Posted by Nydia Streets of Streets Law in Florida Divorce
Many Florida marital settlement agreements contain a clause that states each party will pay his or her own attorneys’ fees and costs. How far does this attorneys’ fee waiver go? One recent appellate case explores whether the waiver covers future litigation such as modification or enforcement proceedings.
In Laux v. Laux, 4D18-1172 (Fla. 4th DCA March 6, 2019), the parties resolved their dissolution of marriage by entering a settlement agreement that contained the following clause: “Each party shall be responsible for their respective attorney's fees, if any are incurred.” Subsequently, the former wife was forced to file a motion for enforcement of the agreement based on the former husband’s failure to provide documents related to his pension. The former wife’s motion was granted, but the court denied her request for fees, determining the clause in their marital settlement agreement meant she waived all future fees.
The former wife appealed arguing Florida case law provides that a waiver of attorneys’ fees and costs under these circumstances requires the agreement to contain specific language to that effect. The appellate court started with the proposition that “Generally, a trial court's ruling on a motion for attorney's fees is reviewed for abuse of discretion. However, because entitlement to attorney's fees in this case depends on the interpretation of a contract, the court's ruling is reviewed de novo.”

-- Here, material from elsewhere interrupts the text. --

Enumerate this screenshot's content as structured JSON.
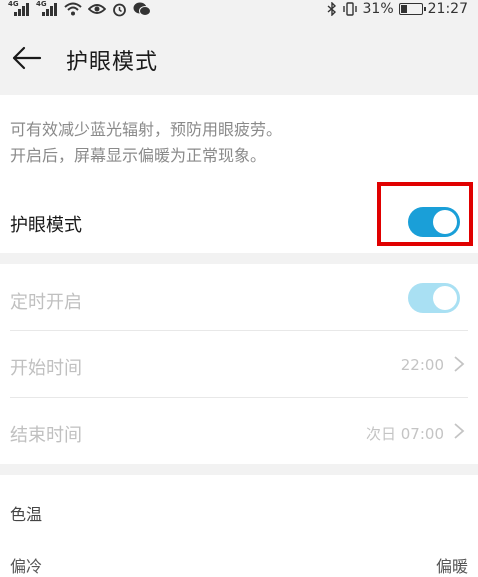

The court went on to decide in favor of the former wife, holding “In the present case, the attorney's fees provision in the MSA merely provides that "[e]ach party shall be responsible for their respective attorney's fees, if any are incurred." The provision does not address, let alone address with specificity, the issue of attorney's fees in future enforcement proceedings. Accordingly, as there is no specific language in the MSA reflecting an intent by either party to waive the right to seek attorney's fees in future enforcement proceedings, the trial court erred in denying Former Wife's request for fees based on the MSA.”
Before you sign your Florida marital settlement agreement, contact a Miami divorce lawyer to make sure it captures your intent. A consultation can help you understand what your agreement will and will not do for you in the future.